• **About this task**: An exact copy of all the data is required, with pictures left out.

• **Dataset excerpts**:
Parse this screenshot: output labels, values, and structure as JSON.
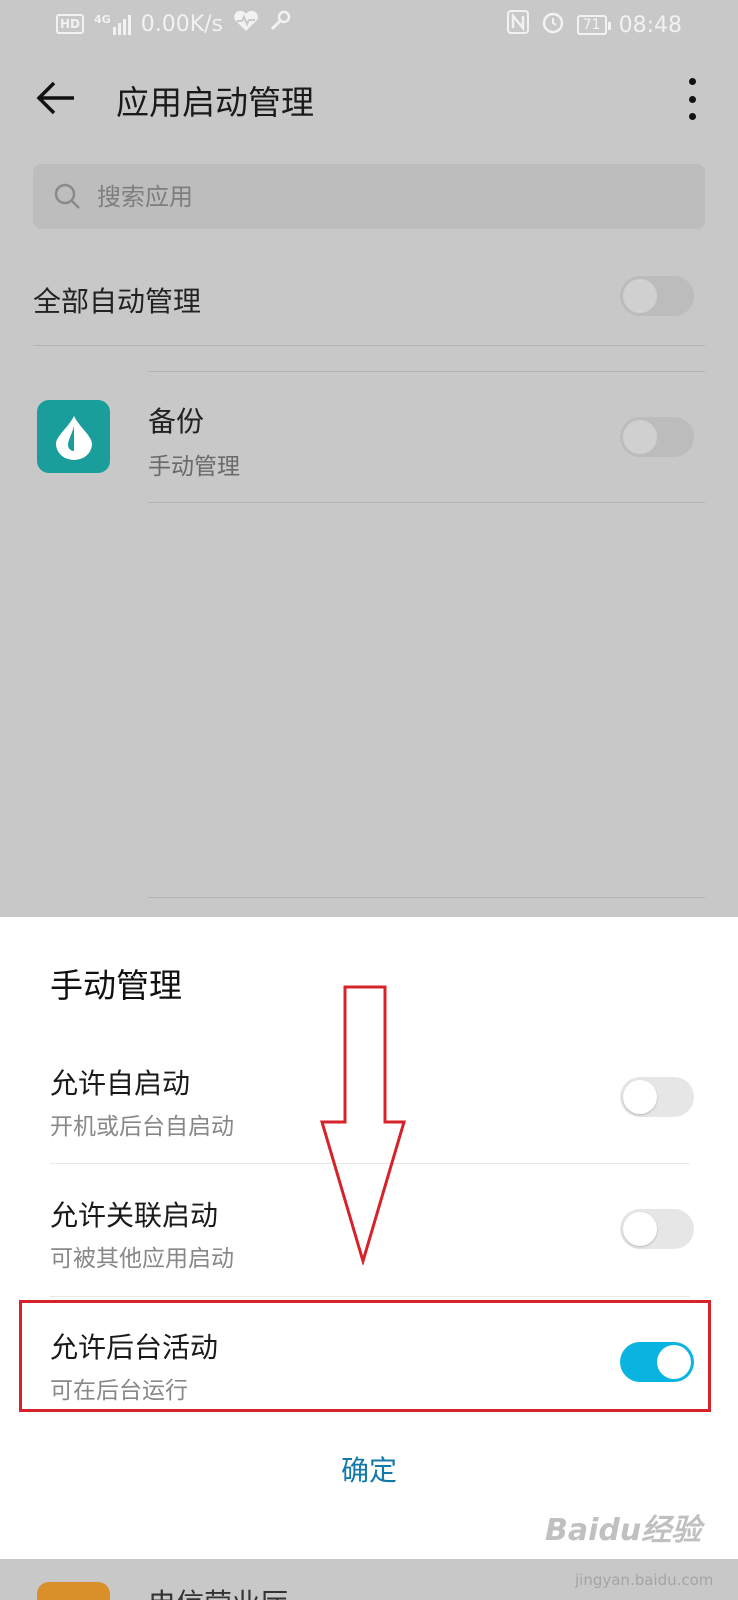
{
  "status_bar": {
    "hd_badge": "HD",
    "network": "4G",
    "speed": "0.00K/s",
    "battery": "71",
    "time": "08:48",
    "icons": [
      "signal-icon",
      "heart-monitor-icon",
      "key-icon",
      "nfc-icon",
      "alarm-icon",
      "battery-icon"
    ]
  },
  "header": {
    "title": "应用启动管理"
  },
  "search": {
    "placeholder": "搜索应用"
  },
  "global_toggle": {
    "label": "全部自动管理",
    "on": false
  },
  "apps": [
    {
      "name": "备份",
      "mode": "手动管理",
      "icon": "water-drop-icon",
      "icon_color": "#1a9e9c",
      "on": false
    }
  ],
  "sheet": {
    "title": "手动管理",
    "options": [
      {
        "title": "允许自启动",
        "subtitle": "开机或后台自启动",
        "on": false
      },
      {
        "title": "允许关联启动",
        "subtitle": "可被其他应用启动",
        "on": false
      },
      {
        "title": "允许后台活动",
        "subtitle": "可在后台运行",
        "on": true
      }
    ],
    "confirm_label": "确定"
  },
  "peek_app": {
    "name": "电信营业厅",
    "icon_color": "#d98f2a"
  },
  "watermark": {
    "text": "Baidu经验",
    "sub": "jingyan.baidu.com"
  },
  "colors": {
    "toggle_on": "#0ab4e0",
    "annotation_red": "#d6232a",
    "confirm_text": "#1478a8",
    "dim_overlay": "#c8c8c8"
  }
}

• **Exercise answer**:
Parse this screenshot: output labels, values, and structure as JSON.
{
  "status_bar": {
    "hd_badge": "HD",
    "network": "4G",
    "speed": "0.00K/s",
    "battery": "71",
    "time": "08:48",
    "icons": [
      "signal-icon",
      "heart-monitor-icon",
      "key-icon",
      "nfc-icon",
      "alarm-icon",
      "battery-icon"
    ]
  },
  "header": {
    "title": "应用启动管理"
  },
  "search": {
    "placeholder": "搜索应用"
  },
  "global_toggle": {
    "label": "全部自动管理",
    "on": false
  },
  "apps": [
    {
      "name": "备份",
      "mode": "手动管理",
      "icon": "water-drop-icon",
      "icon_color": "#1a9e9c",
      "on": false
    }
  ],
  "sheet": {
    "title": "手动管理",
    "options": [
      {
        "title": "允许自启动",
        "subtitle": "开机或后台自启动",
        "on": false
      },
      {
        "title": "允许关联启动",
        "subtitle": "可被其他应用启动",
        "on": false
      },
      {
        "title": "允许后台活动",
        "subtitle": "可在后台运行",
        "on": true
      }
    ],
    "confirm_label": "确定"
  },
  "peek_app": {
    "name": "电信营业厅",
    "icon_color": "#d98f2a"
  },
  "watermark": {
    "text": "Baidu经验",
    "sub": "jingyan.baidu.com"
  },
  "colors": {
    "toggle_on": "#0ab4e0",
    "annotation_red": "#d6232a",
    "confirm_text": "#1478a8",
    "dim_overlay": "#c8c8c8"
  }
}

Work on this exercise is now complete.